The most remote of Tikal’s temples, Temple VI lies about one kilometer southeast of the Central Acropolis  along the Mendez Causeway, where it stands all by itself.
On the back side of the temple’s 12-meter roof comb are a series of 180 glyphs, barely visible today, charting the history of Tikal’s ruling dynasty A.D. 200–766. They also chart Tikal’s early history as far back as 1139 B.C., which the Mayans probably guessed at. Still, ceramic evidence at Tikal has corroborated other dates found at the site. The temple is most likely the work of Yik’in Chan K’awil. Stela 21 and Altar 9 adorn the front of the temple at its base and date to A.D. 736.
The temple’s relative isolation makes it an excellent location for spotting wildlife. Robberies, none of them recent, have been reported here.

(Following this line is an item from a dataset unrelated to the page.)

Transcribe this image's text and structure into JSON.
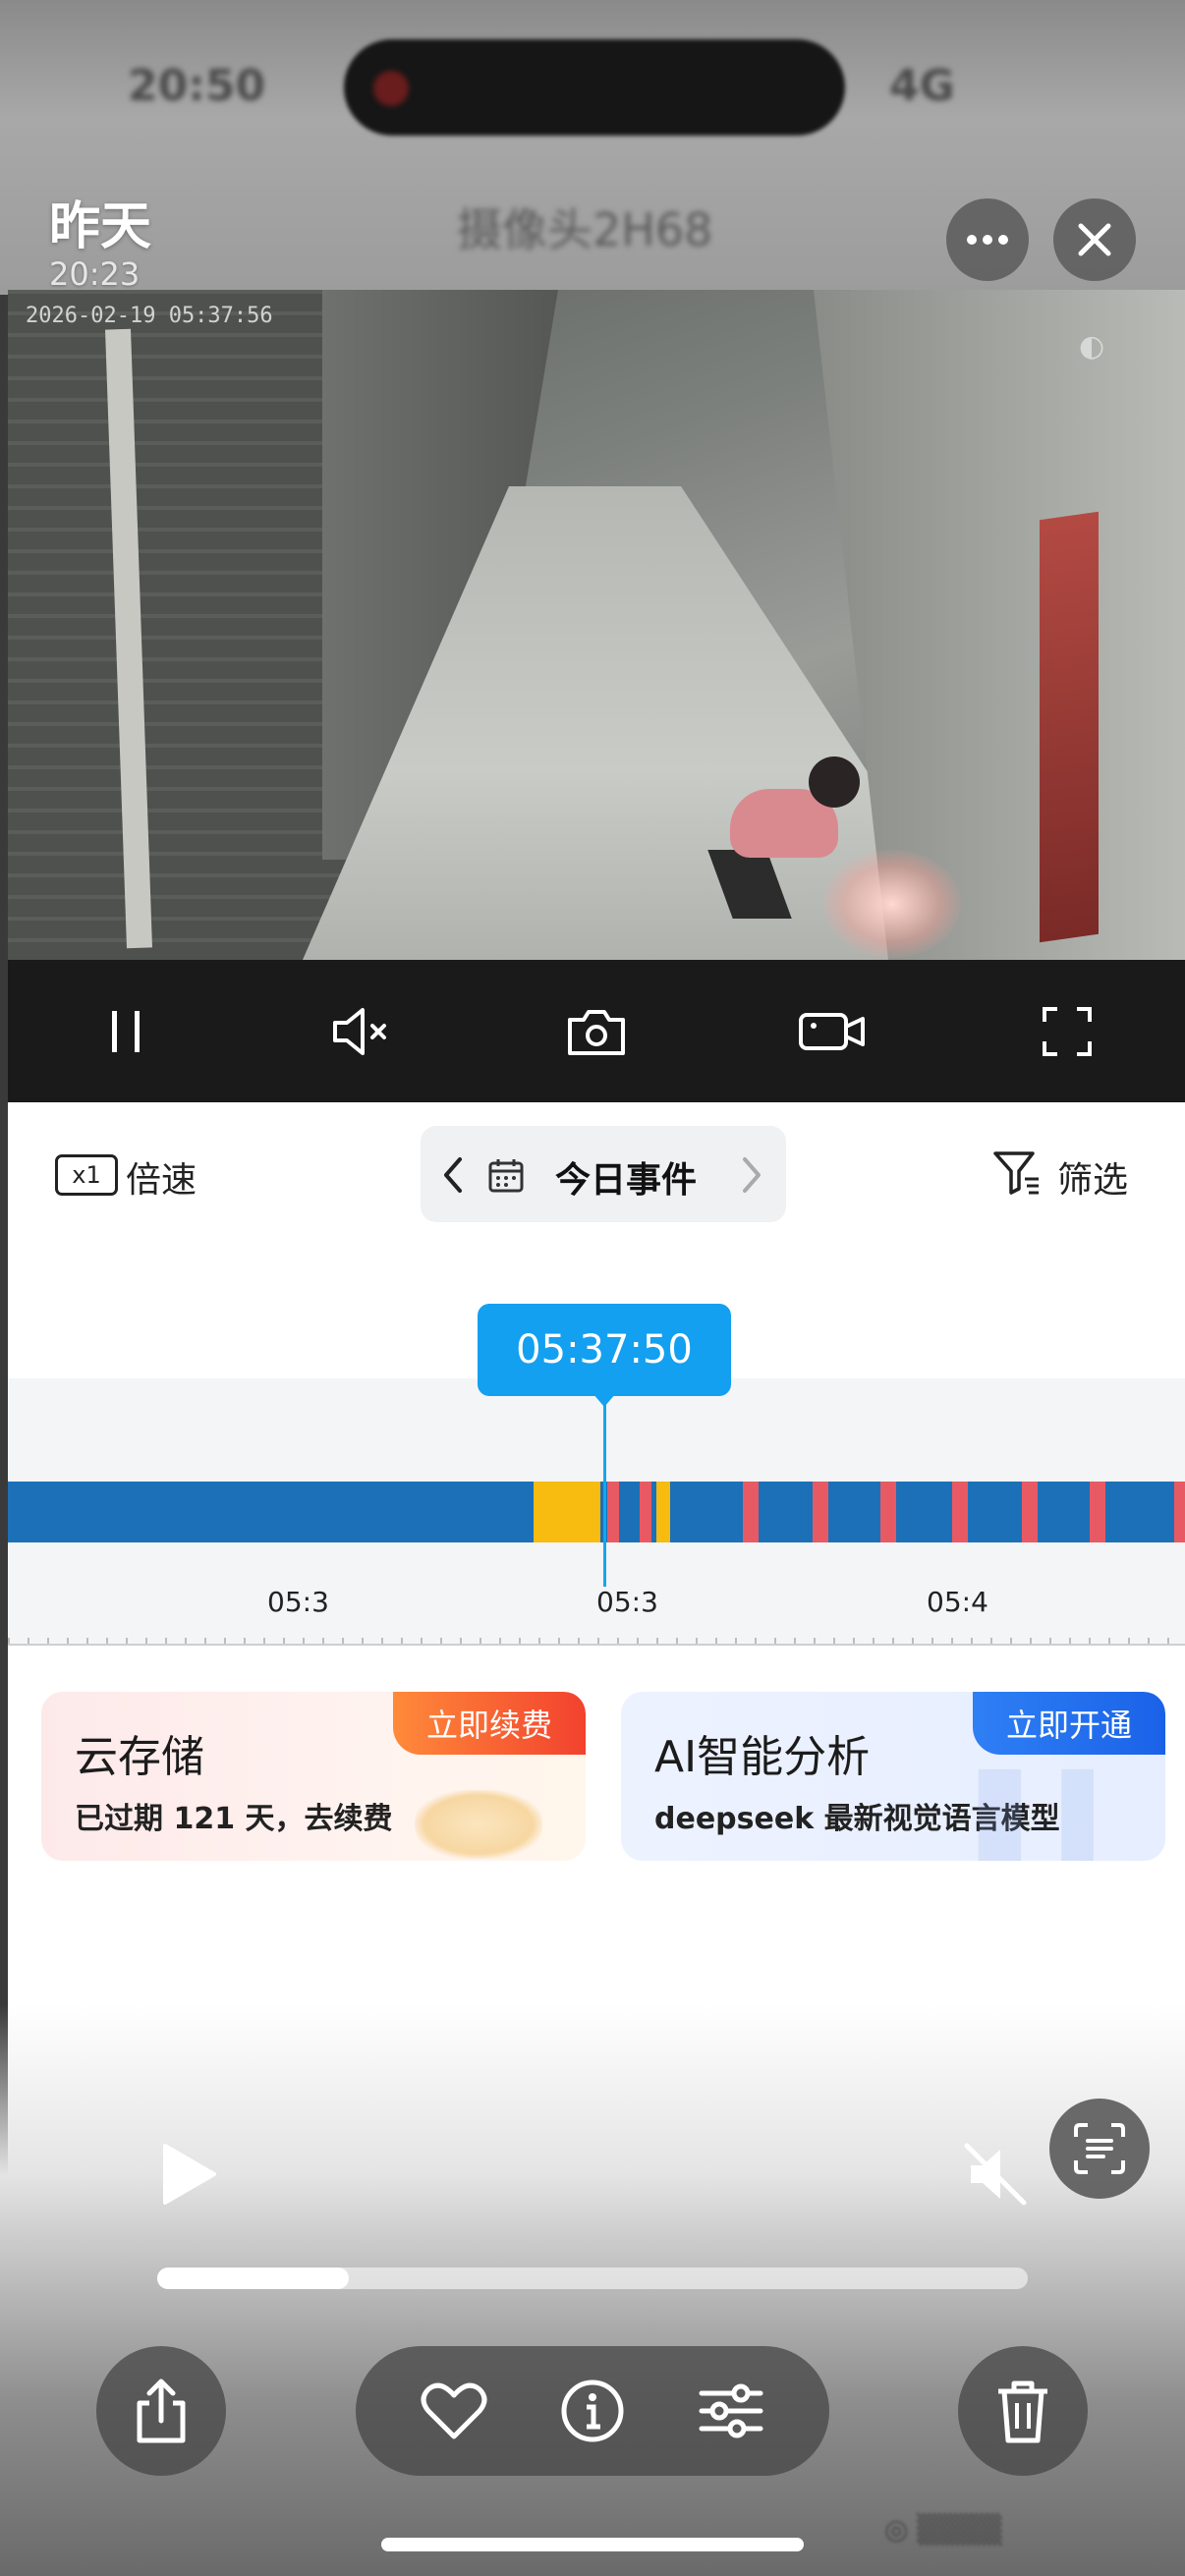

You should probably not wander off to these parts unaccompanied.